- Somewhat foreshadowed by the fact her name is a very obvious reference to Georges Danton, one of the French Revolutionaries. Who, coincidentally, ended up being executed by another faction of French Revolutionaries.
- Scenery Gorn: And how! Everything is ruined in Shardlight's world, and the game makes no attempt to hide it or pretty up the picture. Crumbling buildings are everywhere, the sky is permanently yellow and every skyline view has devastation as far as the eye can see.
- Shout-Out: One of the books you can read is The Nature of Man, by T. N. Juan.Some have given examples of extreme changes in people, driven by such motives as revenge, love, fear, or regret. However, it cannot be universally agreed upon which of these things can truly change the nature of man.
- Take a Third Option: The ending. Tiberius and Danton fight and, being mostly matched in skill, it comes to Amy to choose whom of the two to kill and how to end the game. But Amy can take the option to kill both - which in fact gives the best ending.
- Tragic Keepsake: The Quicksilver, an old model car Amy and her father spent their time tinkering with before he passed away. In the story's present time, it's held up in Amy's garage gathering dust due to being unable to find the proper components for such a model. During her hallucinogenic trip in the Acolytes of the Reaper, Amy reveals her guilt of never finishing, believing it would let her father down. He (or, a hallucination of him) quickly shuts that down.
- What Happened to the Mouse?: We never find out what happens to Gordon and the experiment performed on him.
- What Measure Is a Mook?: Several puzzles involve killing members of the Aristocracy's guards, who are mostly shown to be decent guys just doing their jobs. The narrative doesn't comment on this, which stands out because it does comment on Amy being shaken up even over mercy kills.
- What the Hell, Hero?: During the final showdown Danton really goes nuts with her sword, and the brutality of her attacks clearly cause Amy to be shocked at the needless bloodshed.

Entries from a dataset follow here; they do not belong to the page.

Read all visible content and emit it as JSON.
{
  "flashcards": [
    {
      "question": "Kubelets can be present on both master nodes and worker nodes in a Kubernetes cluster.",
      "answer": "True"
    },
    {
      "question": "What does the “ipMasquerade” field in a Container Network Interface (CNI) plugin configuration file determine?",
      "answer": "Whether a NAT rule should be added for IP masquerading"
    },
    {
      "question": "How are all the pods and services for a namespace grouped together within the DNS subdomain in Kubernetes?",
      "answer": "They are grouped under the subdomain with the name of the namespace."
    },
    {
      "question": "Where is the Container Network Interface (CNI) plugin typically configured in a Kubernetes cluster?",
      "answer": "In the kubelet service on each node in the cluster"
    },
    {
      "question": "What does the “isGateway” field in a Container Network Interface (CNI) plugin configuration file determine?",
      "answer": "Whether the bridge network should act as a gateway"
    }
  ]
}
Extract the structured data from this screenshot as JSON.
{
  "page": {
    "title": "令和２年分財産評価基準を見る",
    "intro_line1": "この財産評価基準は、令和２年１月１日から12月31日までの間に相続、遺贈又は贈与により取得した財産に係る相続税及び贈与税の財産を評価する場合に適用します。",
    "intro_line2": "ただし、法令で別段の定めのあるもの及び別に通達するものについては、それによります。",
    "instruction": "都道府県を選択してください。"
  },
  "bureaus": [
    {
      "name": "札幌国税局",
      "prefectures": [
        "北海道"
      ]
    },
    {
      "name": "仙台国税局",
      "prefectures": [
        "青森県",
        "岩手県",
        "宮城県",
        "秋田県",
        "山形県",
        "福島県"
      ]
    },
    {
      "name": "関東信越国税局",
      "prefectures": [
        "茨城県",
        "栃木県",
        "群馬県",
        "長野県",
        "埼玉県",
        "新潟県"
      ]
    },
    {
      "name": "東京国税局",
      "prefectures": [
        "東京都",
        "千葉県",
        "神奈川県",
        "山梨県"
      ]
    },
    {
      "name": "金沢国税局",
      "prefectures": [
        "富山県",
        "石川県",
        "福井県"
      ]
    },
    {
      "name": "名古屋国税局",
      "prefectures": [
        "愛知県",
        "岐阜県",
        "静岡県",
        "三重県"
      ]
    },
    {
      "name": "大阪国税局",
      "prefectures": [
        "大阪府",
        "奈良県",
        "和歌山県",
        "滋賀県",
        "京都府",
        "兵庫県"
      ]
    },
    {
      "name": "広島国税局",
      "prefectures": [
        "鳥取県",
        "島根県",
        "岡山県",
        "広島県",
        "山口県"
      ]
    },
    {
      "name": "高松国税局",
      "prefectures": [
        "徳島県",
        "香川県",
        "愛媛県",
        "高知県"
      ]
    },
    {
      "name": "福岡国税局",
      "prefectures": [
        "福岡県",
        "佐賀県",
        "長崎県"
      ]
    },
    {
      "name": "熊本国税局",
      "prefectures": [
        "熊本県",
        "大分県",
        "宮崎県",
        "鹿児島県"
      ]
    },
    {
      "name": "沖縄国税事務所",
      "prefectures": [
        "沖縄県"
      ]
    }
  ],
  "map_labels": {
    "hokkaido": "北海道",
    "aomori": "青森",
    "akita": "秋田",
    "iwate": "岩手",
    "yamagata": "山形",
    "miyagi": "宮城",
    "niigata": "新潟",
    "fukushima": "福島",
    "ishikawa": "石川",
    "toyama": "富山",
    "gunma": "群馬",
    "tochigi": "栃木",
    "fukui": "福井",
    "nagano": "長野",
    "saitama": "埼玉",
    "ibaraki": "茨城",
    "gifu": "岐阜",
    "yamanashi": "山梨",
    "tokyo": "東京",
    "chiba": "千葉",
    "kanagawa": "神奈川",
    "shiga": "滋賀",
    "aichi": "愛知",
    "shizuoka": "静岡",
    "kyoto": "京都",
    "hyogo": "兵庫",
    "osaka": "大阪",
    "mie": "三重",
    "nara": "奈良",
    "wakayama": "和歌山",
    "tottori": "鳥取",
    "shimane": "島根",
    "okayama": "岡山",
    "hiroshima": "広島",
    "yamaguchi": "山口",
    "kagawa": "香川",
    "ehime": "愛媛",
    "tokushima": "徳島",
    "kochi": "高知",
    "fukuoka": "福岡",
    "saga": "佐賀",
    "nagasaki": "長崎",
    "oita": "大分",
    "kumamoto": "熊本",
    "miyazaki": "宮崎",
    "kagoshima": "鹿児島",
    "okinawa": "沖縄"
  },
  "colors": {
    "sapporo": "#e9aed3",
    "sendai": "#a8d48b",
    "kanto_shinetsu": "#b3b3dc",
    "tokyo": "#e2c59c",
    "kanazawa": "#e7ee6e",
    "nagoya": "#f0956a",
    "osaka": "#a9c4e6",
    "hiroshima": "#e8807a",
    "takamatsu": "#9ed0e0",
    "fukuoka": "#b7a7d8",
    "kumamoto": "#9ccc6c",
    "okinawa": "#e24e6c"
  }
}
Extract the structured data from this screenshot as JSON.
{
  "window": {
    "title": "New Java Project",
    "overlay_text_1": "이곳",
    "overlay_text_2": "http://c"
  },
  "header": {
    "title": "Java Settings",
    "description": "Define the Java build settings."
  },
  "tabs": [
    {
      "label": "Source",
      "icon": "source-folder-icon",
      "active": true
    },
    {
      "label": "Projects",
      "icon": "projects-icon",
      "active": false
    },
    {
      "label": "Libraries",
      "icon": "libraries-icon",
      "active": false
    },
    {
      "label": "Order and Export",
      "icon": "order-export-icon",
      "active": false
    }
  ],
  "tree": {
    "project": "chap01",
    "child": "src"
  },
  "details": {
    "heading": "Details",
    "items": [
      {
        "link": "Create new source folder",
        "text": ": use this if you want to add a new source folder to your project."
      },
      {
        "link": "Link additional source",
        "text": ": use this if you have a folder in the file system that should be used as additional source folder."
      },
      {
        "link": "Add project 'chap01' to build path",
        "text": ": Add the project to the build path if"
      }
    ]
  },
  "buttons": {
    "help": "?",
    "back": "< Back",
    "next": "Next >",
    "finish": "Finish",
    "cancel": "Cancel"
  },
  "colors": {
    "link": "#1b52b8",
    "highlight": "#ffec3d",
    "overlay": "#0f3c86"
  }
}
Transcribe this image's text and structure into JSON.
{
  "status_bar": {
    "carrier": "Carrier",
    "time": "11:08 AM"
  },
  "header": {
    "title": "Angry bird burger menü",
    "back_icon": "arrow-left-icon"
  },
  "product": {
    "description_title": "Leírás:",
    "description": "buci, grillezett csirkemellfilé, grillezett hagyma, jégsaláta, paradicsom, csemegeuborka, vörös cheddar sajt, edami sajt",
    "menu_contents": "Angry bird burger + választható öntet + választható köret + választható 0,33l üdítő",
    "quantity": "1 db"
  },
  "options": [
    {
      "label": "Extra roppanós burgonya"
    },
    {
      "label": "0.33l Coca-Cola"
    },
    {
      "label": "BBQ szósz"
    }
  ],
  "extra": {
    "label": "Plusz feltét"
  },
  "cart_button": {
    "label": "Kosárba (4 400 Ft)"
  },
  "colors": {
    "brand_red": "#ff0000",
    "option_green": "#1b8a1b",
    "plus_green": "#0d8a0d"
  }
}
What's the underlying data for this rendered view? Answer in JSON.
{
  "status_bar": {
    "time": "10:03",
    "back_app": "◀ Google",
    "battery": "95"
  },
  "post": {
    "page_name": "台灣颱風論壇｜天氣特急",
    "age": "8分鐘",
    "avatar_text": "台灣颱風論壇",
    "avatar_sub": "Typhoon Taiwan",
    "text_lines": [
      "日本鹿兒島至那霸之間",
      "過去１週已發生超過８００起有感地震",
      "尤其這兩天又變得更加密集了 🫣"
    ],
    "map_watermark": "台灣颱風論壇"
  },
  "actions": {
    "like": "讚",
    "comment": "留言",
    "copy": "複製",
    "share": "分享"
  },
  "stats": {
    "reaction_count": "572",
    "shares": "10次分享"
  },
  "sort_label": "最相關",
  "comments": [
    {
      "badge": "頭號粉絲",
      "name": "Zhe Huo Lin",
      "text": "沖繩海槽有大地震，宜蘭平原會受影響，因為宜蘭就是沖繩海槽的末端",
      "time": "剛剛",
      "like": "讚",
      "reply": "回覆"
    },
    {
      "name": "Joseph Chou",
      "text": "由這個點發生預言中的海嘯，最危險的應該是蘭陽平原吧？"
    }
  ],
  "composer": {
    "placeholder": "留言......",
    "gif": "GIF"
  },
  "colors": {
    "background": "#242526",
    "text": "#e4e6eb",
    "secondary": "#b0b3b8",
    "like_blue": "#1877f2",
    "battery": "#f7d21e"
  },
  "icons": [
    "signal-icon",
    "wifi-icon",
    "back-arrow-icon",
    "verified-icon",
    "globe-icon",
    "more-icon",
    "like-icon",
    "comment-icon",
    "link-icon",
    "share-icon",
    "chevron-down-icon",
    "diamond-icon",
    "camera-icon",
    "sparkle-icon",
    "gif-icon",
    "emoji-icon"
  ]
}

- Wrench Wench: Amy, like her father before her. Her knowledge of machinery helps many times throughout the story. Additionally, she can distinguish any car, including their model and year, should the player examine them.